*Dataset content:*
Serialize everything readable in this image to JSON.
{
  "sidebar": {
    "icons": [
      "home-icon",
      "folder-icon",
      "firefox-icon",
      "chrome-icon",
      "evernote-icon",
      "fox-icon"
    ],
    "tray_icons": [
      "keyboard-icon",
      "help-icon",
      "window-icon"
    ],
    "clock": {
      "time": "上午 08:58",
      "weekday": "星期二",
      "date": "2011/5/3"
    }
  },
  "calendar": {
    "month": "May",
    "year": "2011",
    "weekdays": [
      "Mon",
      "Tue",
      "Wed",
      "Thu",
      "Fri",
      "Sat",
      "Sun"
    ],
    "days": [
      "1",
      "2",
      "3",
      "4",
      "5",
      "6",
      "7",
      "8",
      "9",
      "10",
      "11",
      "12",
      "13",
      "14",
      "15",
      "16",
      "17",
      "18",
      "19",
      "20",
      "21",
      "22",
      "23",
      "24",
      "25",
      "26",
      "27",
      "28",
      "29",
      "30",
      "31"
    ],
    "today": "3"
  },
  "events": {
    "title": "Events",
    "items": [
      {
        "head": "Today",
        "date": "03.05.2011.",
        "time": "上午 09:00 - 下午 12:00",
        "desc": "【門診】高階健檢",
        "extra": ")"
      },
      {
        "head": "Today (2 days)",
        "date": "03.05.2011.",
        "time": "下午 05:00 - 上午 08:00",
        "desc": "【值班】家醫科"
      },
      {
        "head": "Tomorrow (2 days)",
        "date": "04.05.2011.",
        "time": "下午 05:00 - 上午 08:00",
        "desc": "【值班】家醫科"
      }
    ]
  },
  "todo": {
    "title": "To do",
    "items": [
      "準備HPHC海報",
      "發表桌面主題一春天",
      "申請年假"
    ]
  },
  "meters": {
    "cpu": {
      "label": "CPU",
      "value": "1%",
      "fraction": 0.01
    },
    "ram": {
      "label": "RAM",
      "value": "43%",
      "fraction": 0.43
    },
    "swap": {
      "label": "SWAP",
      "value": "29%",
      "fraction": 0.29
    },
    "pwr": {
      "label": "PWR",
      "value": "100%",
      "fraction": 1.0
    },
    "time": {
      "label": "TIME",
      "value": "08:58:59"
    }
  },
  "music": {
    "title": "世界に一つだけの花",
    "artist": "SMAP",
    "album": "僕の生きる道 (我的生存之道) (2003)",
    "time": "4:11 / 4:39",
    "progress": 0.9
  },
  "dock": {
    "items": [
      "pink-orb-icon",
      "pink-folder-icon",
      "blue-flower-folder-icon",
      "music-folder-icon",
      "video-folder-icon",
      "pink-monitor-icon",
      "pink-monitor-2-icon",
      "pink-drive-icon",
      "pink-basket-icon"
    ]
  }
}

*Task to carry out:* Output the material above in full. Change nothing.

*Response to the task:*
Serialize everything readable in this image to JSON.
{
  "sidebar": {
    "icons": [
      "home-icon",
      "folder-icon",
      "firefox-icon",
      "chrome-icon",
      "evernote-icon",
      "fox-icon"
    ],
    "tray_icons": [
      "keyboard-icon",
      "help-icon",
      "window-icon"
    ],
    "clock": {
      "time": "上午 08:58",
      "weekday": "星期二",
      "date": "2011/5/3"
    }
  },
  "calendar": {
    "month": "May",
    "year": "2011",
    "weekdays": [
      "Mon",
      "Tue",
      "Wed",
      "Thu",
      "Fri",
      "Sat",
      "Sun"
    ],
    "days": [
      "1",
      "2",
      "3",
      "4",
      "5",
      "6",
      "7",
      "8",
      "9",
      "10",
      "11",
      "12",
      "13",
      "14",
      "15",
      "16",
      "17",
      "18",
      "19",
      "20",
      "21",
      "22",
      "23",
      "24",
      "25",
      "26",
      "27",
      "28",
      "29",
      "30",
      "31"
    ],
    "today": "3"
  },
  "events": {
    "title": "Events",
    "items": [
      {
        "head": "Today",
        "date": "03.05.2011.",
        "time": "上午 09:00 - 下午 12:00",
        "desc": "【門診】高階健檢",
        "extra": ")"
      },
      {
        "head": "Today (2 days)",
        "date": "03.05.2011.",
        "time": "下午 05:00 - 上午 08:00",
        "desc": "【值班】家醫科"
      },
      {
        "head": "Tomorrow (2 days)",
        "date": "04.05.2011.",
        "time": "下午 05:00 - 上午 08:00",
        "desc": "【值班】家醫科"
      }
    ]
  },
  "todo": {
    "title": "To do",
    "items": [
      "準備HPHC海報",
      "發表桌面主題一春天",
      "申請年假"
    ]
  },
  "meters": {
    "cpu": {
      "label": "CPU",
      "value": "1%",
      "fraction": 0.01
    },
    "ram": {
      "label": "RAM",
      "value": "43%",
      "fraction": 0.43
    },
    "swap": {
      "label": "SWAP",
      "value": "29%",
      "fraction": 0.29
    },
    "pwr": {
      "label": "PWR",
      "value": "100%",
      "fraction": 1.0
    },
    "time": {
      "label": "TIME",
      "value": "08:58:59"
    }
  },
  "music": {
    "title": "世界に一つだけの花",
    "artist": "SMAP",
    "album": "僕の生きる道 (我的生存之道) (2003)",
    "time": "4:11 / 4:39",
    "progress": 0.9
  },
  "dock": {
    "items": [
      "pink-orb-icon",
      "pink-folder-icon",
      "blue-flower-folder-icon",
      "music-folder-icon",
      "video-folder-icon",
      "pink-monitor-icon",
      "pink-monitor-2-icon",
      "pink-drive-icon",
      "pink-basket-icon"
    ]
  }
}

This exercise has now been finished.